What is Lottery?

Lottery is a form of gambling in which participants pay a small amount of money for the chance to win a larger sum. Most states run their own lottery, and the profits from these are used to fund a variety of public programs. In addition, some private entities offer lotteries that offer prizes ranging from vacations to sports team drafts to cars and houses. Critics of the lottery often cite its addictive nature and its alleged regressive effect on lower-income groups.

The term “lottery” derives from the fact that participants are not purchasing a ticket with a fixed price, as in a game of cards, but rather are betting a specific amount of money on an uncertain outcome. Although the odds of winning a prize are slim, lotteries are very popular and generate a great deal of revenue. Historically, lotteries have been a way for state governments to raise funds without increasing taxes. However, they have also become an important source of public controversy due to the way in which they are managed and promoted.

In the United States, lotteries are regulated by federal and state laws. Many state governments grant themselves a legal monopoly on lottery operations and prohibit commercial competitors from competing with them. The majority of the tickets sold in the United States are purchased by adults who reside in a lottery-regulated state.
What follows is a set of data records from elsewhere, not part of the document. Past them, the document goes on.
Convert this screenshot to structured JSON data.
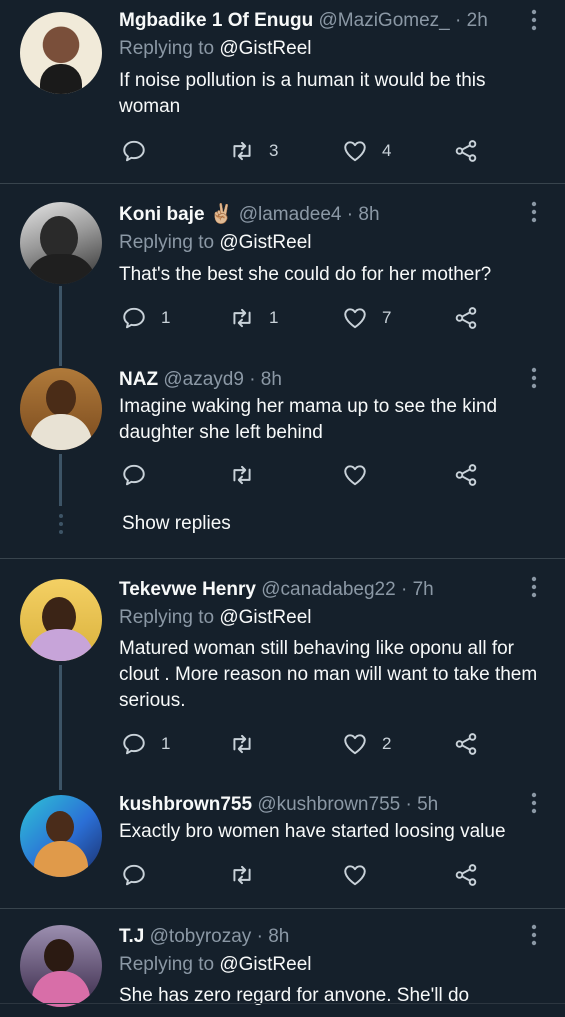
{
  "reply_label": "Replying to",
  "tweets": [
    {
      "name": "Mgbadike 1 Of Enugu",
      "handle": "@MaziGomez_",
      "dot": "·",
      "time": "2h",
      "reply_to": "@GistReel",
      "text": "If noise pollution is a human it would be this woman",
      "replies": "",
      "retweets": "3",
      "likes": "4"
    },
    {
      "name": "Koni baje ✌🏼",
      "handle": "@lamadee4",
      "dot": "·",
      "time": "8h",
      "reply_to": "@GistReel",
      "text": "That's the best she could do for her mother?",
      "replies": "1",
      "retweets": "1",
      "likes": "7"
    },
    {
      "name": "NAZ",
      "handle": "@azayd9",
      "dot": "·",
      "time": "8h",
      "text": "Imagine waking her mama up to see the kind daughter she left behind",
      "replies": "",
      "retweets": "",
      "likes": ""
    },
    {
      "name": "Tekevwe Henry",
      "handle": "@canadabeg22",
      "dot": "·",
      "time": "7h",
      "reply_to": "@GistReel",
      "text": "Matured woman still behaving like oponu all for clout . More reason no man will want to take them serious.",
      "replies": "1",
      "retweets": "",
      "likes": "2"
    },
    {
      "name": "kushbrown755",
      "handle": "@kushbrown755",
      "dot": "·",
      "time": "5h",
      "text": "Exactly bro women have started loosing value",
      "replies": "",
      "retweets": "",
      "likes": ""
    },
    {
      "name": "T.J",
      "handle": "@tobyrozay",
      "dot": "·",
      "time": "8h",
      "reply_to": "@GistReel",
      "text": "She has zero regard for anvone. She'll do"
    }
  ],
  "show_replies": "Show replies",
  "icons": [
    "reply-icon",
    "retweet-icon",
    "like-icon",
    "share-icon",
    "more-icon"
  ],
  "colors": {
    "background": "#15202b",
    "secondary_text": "#8b98a5",
    "thread_line": "#3d5466"
  }
}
Some state governments also allow their residents to buy tickets from neighboring states, which allows them to sell a significant share of the total ticket sales.

State lotteries typically begin with a single drawing or series of drawings, and then slowly expand their offerings as revenues grow. This expansion has been fueled by demand for new games and by political pressure to increase revenues in an anti-tax era. In addition to introducing new games, lotteries have also expanded their marketing reach through the use of television and radio advertising.

Some of the first American lotteries were conducted by George Washington to fund his military campaign, and Benjamin Franklin supported the lottery as a means of paying for cannons during the Revolutionary War. In the early 19th century, several New England towns ran lotteries to help finance the construction of churches and other public buildings. Lotteries have also helped fund a number of the nation’s finest universities, including Harvard, Yale, and Columbia.

Today, 44 states and the District of Columbia run their own lotteries. The six states that don’t are Alabama, Alaska, Hawaii, Mississippi, Utah, and Nevada. The reasons for these absences vary; Alabama and Utah are motivated by religious concerns; Mississippi and Nevada already have casinos, and don’t want a competing lottery to cut into their profits; and Alaska has its own oil surplus, and so lacks the need to introduce a lottery. In addition to operating lotteries, most states run a keno lottery, and some offer video poker as well. Moreover, all of these games are available online as well.